  • Write down what medications work best for you.
  • Where you live
  • How you get around (driving, bus, walking)
  • What you eat
  • How well you sleep
  • Things you do every day
  • Things you like to do
  • If you smoke, drink alcohol, or take drugs and how much, how often
  • If you use a walker, cane, hearing aids or anything else to help you in your daily activities

Has anything changed that has made you sad or stressed or maybe very happy? Maybe you got divorced, lost your home, or joined a new community group and have made friends. Share this with your doctor because life changes can affect your health.

  • Write down the doctor’s name and phone number
  • Write down if you’ve gone to the emergency room, when and what for
  • Write down if you’ve seen a specialist, when and what for
  • Your insurance cards
  • Names and phone numbers of your other doctors
  • Name the phone number of your pharmacy
  • Medical records if your doctor doesn’t have them

Taking children to the doctor

Going to the doctor is not a lot of fun, especially for kids. They may be afraid to go or feel guilty about having to go.

  • Separation. Kids don’t like to be left alone in a room with strangers, especially if they don’t know what these strangers are doing. 
  • Pain. Kids may worry that something may hurt. They fear needles and injections the most.
  • The doctor. Some kids may not like the doctor. They may feel he or she is mean or doesn’t care about them. 
  • Not knowing. Because they don’t know, kids worry that their problem may be much worse than their parents say. Some think they may need an operation. Or they may think they will have to stay at the hospital. Those who are sick may even worry about dying. 

Children have great imaginations. They may think that they’re sick because they did or did not do something.

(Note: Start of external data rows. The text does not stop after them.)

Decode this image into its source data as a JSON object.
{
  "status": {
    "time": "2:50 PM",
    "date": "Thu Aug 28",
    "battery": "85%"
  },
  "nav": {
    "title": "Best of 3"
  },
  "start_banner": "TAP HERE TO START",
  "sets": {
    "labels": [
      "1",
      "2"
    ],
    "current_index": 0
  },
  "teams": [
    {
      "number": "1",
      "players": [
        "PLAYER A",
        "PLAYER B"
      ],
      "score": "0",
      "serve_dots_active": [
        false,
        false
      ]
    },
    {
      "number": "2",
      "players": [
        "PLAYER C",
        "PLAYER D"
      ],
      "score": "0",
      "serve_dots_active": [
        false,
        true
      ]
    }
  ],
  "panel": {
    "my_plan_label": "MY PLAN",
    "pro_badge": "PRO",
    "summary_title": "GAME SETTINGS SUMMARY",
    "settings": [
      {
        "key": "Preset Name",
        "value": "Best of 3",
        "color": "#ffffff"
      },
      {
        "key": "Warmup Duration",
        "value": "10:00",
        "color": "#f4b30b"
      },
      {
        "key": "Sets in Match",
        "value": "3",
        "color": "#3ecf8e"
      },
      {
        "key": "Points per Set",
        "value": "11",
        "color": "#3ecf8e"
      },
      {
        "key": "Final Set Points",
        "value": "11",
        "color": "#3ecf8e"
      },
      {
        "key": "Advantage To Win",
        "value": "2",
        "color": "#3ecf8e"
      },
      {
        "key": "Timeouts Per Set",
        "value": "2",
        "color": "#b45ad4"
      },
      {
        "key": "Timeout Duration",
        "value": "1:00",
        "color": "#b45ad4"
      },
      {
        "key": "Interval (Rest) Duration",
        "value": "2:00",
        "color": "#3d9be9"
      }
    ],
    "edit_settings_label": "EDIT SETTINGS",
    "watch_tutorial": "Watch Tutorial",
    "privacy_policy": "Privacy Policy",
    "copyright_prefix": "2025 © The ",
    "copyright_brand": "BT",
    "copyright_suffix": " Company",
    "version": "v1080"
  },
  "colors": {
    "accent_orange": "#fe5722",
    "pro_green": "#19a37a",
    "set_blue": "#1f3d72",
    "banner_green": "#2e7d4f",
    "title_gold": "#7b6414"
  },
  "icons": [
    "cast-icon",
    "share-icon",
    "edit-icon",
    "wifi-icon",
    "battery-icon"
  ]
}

So, they might see a doctor’s visit is a punishment.

  • Tell them why they’re seeing the doctor:  Is it for a checkup? Explain to them that they’re growing and changing. And the doctor is just making sure that they are healthy. Is it because they’re sick? Then tell them in a soft way that the doctor “needs to see them to find out what’s wrong and how to make it better.”
  • Tell them it’s not their fault:  Let them know they’re not being punished. “ALL kids get sick some times. That’s why it’s great to have a doctor that can make you well.”
  • Does it run in the family?  Let your child know if others have this same problem so they don’t feel alone or afraid.
  • If they’re being made fun of:  If your child needs to see a doctor for something like head lice, pinworm or bedwetting, they may be ashamed. Maybe other kids or adults have made fun of them. If this happens, tell your child again and again that it is not his fault and that many kids get this kind of thing all the time.

Children love to play. So use playtime to talk to them about any fears they have. Use a doll or a teddy bear to show them how the nurse will measure how tall they are and how much they weigh.


  • "Hug the arm" to measure their blood pressure
  • Look in their mouth (holding the tongue down with a special stick for just a few seconds to see the throat)
  • Look at the eyes and into the ears
  • Listen to the chest and back for any weird sounds the body could be making
  • Tap or press on the tummy to listen to or feel what's inside
  • Tap on the knees
  • Look at the feet

Let your kids know that doctors, nurses and parents must sometimes examine all parts of the body. But remind them that these are the only people that should do that. Let your children know you’ll be with them during the checkup.

If your kids are going to the doctor or a specialist because they’re sick, you may not even know what they are going to do. A good way to find out is to speak to the nurse or doctor when you call to make the appointment. This way you can tell your kids, in simple terms, what to expect.

Don’t give too many details, but do explain if the exam is going to hurt or embarrass them. And assure them that the exam is needed to make them well. This way they’ll be prepared and will trust you in the future.



NIH Senior Health